▶ Task prompt:
Set down all of the records exactly.

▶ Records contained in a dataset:

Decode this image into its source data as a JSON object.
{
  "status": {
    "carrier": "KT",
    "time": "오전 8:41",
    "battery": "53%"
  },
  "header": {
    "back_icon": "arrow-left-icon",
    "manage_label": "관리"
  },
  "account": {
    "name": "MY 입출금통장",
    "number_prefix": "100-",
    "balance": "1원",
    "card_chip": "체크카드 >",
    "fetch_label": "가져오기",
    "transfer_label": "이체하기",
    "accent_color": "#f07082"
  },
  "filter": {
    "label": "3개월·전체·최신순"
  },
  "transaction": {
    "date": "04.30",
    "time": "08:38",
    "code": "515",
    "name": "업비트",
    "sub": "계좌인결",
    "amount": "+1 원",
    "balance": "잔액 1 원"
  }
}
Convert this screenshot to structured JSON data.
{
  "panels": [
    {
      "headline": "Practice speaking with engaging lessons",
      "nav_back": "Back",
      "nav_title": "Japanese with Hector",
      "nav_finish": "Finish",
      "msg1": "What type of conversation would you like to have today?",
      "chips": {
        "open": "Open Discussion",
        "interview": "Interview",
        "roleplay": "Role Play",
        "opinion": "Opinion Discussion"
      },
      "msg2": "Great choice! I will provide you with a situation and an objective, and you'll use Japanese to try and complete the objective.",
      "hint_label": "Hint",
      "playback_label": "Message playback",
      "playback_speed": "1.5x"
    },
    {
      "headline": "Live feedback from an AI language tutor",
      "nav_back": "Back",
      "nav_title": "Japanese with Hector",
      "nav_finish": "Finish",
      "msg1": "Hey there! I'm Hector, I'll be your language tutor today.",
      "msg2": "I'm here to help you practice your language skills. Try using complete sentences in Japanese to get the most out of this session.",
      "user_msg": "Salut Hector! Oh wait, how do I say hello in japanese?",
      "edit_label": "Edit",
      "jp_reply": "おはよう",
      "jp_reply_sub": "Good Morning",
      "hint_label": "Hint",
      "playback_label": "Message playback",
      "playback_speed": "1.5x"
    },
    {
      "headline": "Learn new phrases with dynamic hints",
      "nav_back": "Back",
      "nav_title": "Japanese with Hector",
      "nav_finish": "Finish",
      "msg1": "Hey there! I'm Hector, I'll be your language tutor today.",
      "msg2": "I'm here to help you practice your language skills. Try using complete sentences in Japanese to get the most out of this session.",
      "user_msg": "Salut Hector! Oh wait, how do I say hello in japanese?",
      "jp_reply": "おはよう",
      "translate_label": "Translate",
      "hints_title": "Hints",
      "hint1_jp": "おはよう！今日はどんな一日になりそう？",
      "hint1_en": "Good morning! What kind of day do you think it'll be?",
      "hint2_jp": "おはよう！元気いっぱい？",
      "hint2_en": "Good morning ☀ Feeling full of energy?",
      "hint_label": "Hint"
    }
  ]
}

▶ Result:
Decode this image into its source data as a JSON object.
{
  "status": {
    "carrier": "KT",
    "time": "오전 8:41",
    "battery": "53%"
  },
  "header": {
    "back_icon": "arrow-left-icon",
    "manage_label": "관리"
  },
  "account": {
    "name": "MY 입출금통장",
    "number_prefix": "100-",
    "balance": "1원",
    "card_chip": "체크카드 >",
    "fetch_label": "가져오기",
    "transfer_label": "이체하기",
    "accent_color": "#f07082"
  },
  "filter": {
    "label": "3개월·전체·최신순"
  },
  "transaction": {
    "date": "04.30",
    "time": "08:38",
    "code": "515",
    "name": "업비트",
    "sub": "계좌인결",
    "amount": "+1 원",
    "balance": "잔액 1 원"
  }
}
Convert this screenshot to structured JSON data.
{
  "panels": [
    {
      "headline": "Practice speaking with engaging lessons",
      "nav_back": "Back",
      "nav_title": "Japanese with Hector",
      "nav_finish": "Finish",
      "msg1": "What type of conversation would you like to have today?",
      "chips": {
        "open": "Open Discussion",
        "interview": "Interview",
        "roleplay": "Role Play",
        "opinion": "Opinion Discussion"
      },
      "msg2": "Great choice! I will provide you with a situation and an objective, and you'll use Japanese to try and complete the objective.",
      "hint_label": "Hint",
      "playback_label": "Message playback",
      "playback_speed": "1.5x"
    },
    {
      "headline": "Live feedback from an AI language tutor",
      "nav_back": "Back",
      "nav_title": "Japanese with Hector",
      "nav_finish": "Finish",
      "msg1": "Hey there! I'm Hector, I'll be your language tutor today.",
      "msg2": "I'm here to help you practice your language skills. Try using complete sentences in Japanese to get the most out of this session.",
      "user_msg": "Salut Hector! Oh wait, how do I say hello in japanese?",
      "edit_label": "Edit",
      "jp_reply": "おはよう",
      "jp_reply_sub": "Good Morning",
      "hint_label": "Hint",
      "playback_label": "Message playback",
      "playback_speed": "1.5x"
    },
    {
      "headline": "Learn new phrases with dynamic hints",
      "nav_back": "Back",
      "nav_title": "Japanese with Hector",
      "nav_finish": "Finish",
      "msg1": "Hey there! I'm Hector, I'll be your language tutor today.",
      "msg2": "I'm here to help you practice your language skills. Try using complete sentences in Japanese to get the most out of this session.",
      "user_msg": "Salut Hector! Oh wait, how do I say hello in japanese?",
      "jp_reply": "おはよう",
      "translate_label": "Translate",
      "hints_title": "Hints",
      "hint1_jp": "おはよう！今日はどんな一日になりそう？",
      "hint1_en": "Good morning! What kind of day do you think it'll be?",
      "hint2_jp": "おはよう！元気いっぱい？",
      "hint2_en": "Good morning ☀ Feeling full of energy?",
      "hint_label": "Hint"
    }
  ]
}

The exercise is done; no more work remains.